    Also, you should note that if you're increasing your wheel size, your ride is going to be stiffer. You can go down a wheel size if you want to soften your ride. Just make sure you try to keep your overall wheel and tire diameter roughly the same.

    From what I've heard, some people generally stay away from "imitation wheels" due to a variety of problems. They're often not built to the same build quality as BMW, aren't balanced properly, and are usually heavier. A few isolated incidents have also included surface imperfections perforating a tire upon hitting a bump, as well as aftermarket chromed wheels losing air pressure due to not fitting a proper seal against the rim to keep air in.

    Wheelcollision.com does a pretty good business in used and refurbished BMW wheels and have a large selection. http://www.wheelcollision.com

    Check the backspacing on your wheels, but generally nearly any 5 lug wheel except for the E39 5-series will fit your car. The E39 5-series (1997 to 2003) used a slightly smaller hub than other 5-lug BMW's. The backspacing is the distance between the center hub and the outer rim of the tire. Too little backspacing and your tire will hit your inner wheelwell and possibly shocks and suspension components. Too much backspacing and they will stick out too far. I'd like to hope that the roller skate look went out 20 years ago, and prayerfully isn't coming back.

    You can also visit Bavarian Autosport at http://www.bavauto.com Bavarian Autosport also has a print catalog of autoparts and wheels they can mail out to you at no charge.

    Other high quality wheel manufacturers include Hamann and Alpina. Again, these are high end manufacturers that make high quality wheels, so they're going to be anything but cheap.

    Last place you can look is on ebay at http://www.ebaymotors.com

    My preferred choice is to fit your car with another set of BMW wheels. A used set won't cost you much, and you can even check Roundel's classified section to see if anyone is looking to have another enthusiast take a set off their hands.

    One more thing: if you're going to buy a set, if you can afford it, buy five of the same model so that you can have a matching spare for the those occasions when you need to change a flat.
    • Member
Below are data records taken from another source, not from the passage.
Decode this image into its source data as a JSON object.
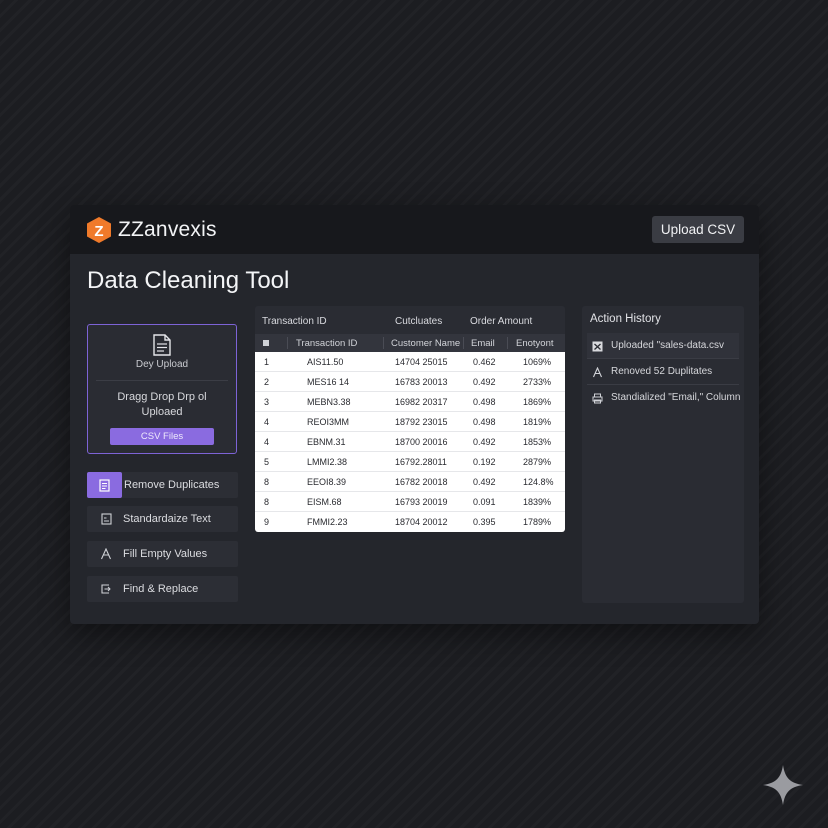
{
  "app": {
    "brand": "ZZanvexis",
    "logo_letter": "Z",
    "upload_label": "Upload CSV"
  },
  "page": {
    "title": "Data Cleaning Tool"
  },
  "dropzone": {
    "small_label": "Dey Upload",
    "main_text": "Dragg Drop Drp ol Uploaed",
    "button_label": "CSV Files"
  },
  "actions": [
    {
      "label": "Remove Duplicates",
      "icon": "document-icon",
      "active": true
    },
    {
      "label": "Standardaize Text",
      "icon": "text-format-icon",
      "active": false
    },
    {
      "label": "Fill Empty Values",
      "icon": "font-icon",
      "active": false
    },
    {
      "label": "Find & Replace",
      "icon": "replace-icon",
      "active": false
    }
  ],
  "table": {
    "top_headers": [
      "Transaction ID",
      "Cutcluates",
      "Order Amount"
    ],
    "headers": [
      "Transaction ID",
      "Customer Name",
      "Email",
      "Enotyont"
    ],
    "rows": [
      [
        "1",
        "AIS11.50",
        "14704 25015",
        "0.462",
        "1069%"
      ],
      [
        "2",
        "MES16 14",
        "16783 20013",
        "0.492",
        "2733%"
      ],
      [
        "3",
        "MEBN3.38",
        "16982 20317",
        "0.498",
        "1869%"
      ],
      [
        "4",
        "REOI3MM",
        "18792 23015",
        "0.498",
        "1819%"
      ],
      [
        "4",
        "EBNM.31",
        "18700 20016",
        "0.492",
        "1853%"
      ],
      [
        "5",
        "LMMI2.38",
        "16792.28011",
        "0.192",
        "2879%"
      ],
      [
        "8",
        "EEOI8.39",
        "16782 20018",
        "0.492",
        "124.8%"
      ],
      [
        "8",
        "EISM.68",
        "16793 20019",
        "0.091",
        "1839%"
      ],
      [
        "9",
        "FMMI2.23",
        "18704 20012",
        "0.395",
        "1789%"
      ]
    ]
  },
  "history": {
    "title": "Action History",
    "items": [
      {
        "text": "Uploaded \"sales-data.csv",
        "icon": "check-box-icon"
      },
      {
        "text": "Renoved 52 Duplitates",
        "icon": "font-icon"
      },
      {
        "text": "Standialized \"Email,\" Column",
        "icon": "print-icon"
      }
    ]
  },
  "colors": {
    "accent": "#8a6be0",
    "logo": "#f07a2a",
    "panel": "#2a2c33",
    "topbar": "#17181c"
  }
}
    Post Count: 148
    Likes Received:1
    I have replica rims for 2 different cars and they've held up very well. you can also look for people who takeoff their OEM wheels by checking various BMW websites; you can usually score a great deal.
    • Member


    Post Count: 523
    Likes Received:2
    you mean bigger? that's something that can be fixed with hubcentric rings, they're pretty cheap off eBay

    the local Craigslist ads are also useful for finding rims and other parts
    • Member


    Post Count: 1,280
    Likes Received:9
    You're right the E39 hubs are slightly larger


    Make sure they are hubcentric rings though. Non-hubcentric rings will not seat the wheel properly against the hub, and could become a safety hazard!

    Aside from the E39, nearly any BMW 5-lug wheel will physically fit your hub. Just make sure you either check for compatible backspacing, or use hubcentric spacers to push the wheel out a little from your hub to give some space between the inner surface of the tire and your suspension.

    I wouldn't advise combining spacers and rings though. You can usually get a thicker ring that will do the same for both spacers and rings in one device. If you do use spacers, you may also want to consider using longer hub bolts.

Share This Page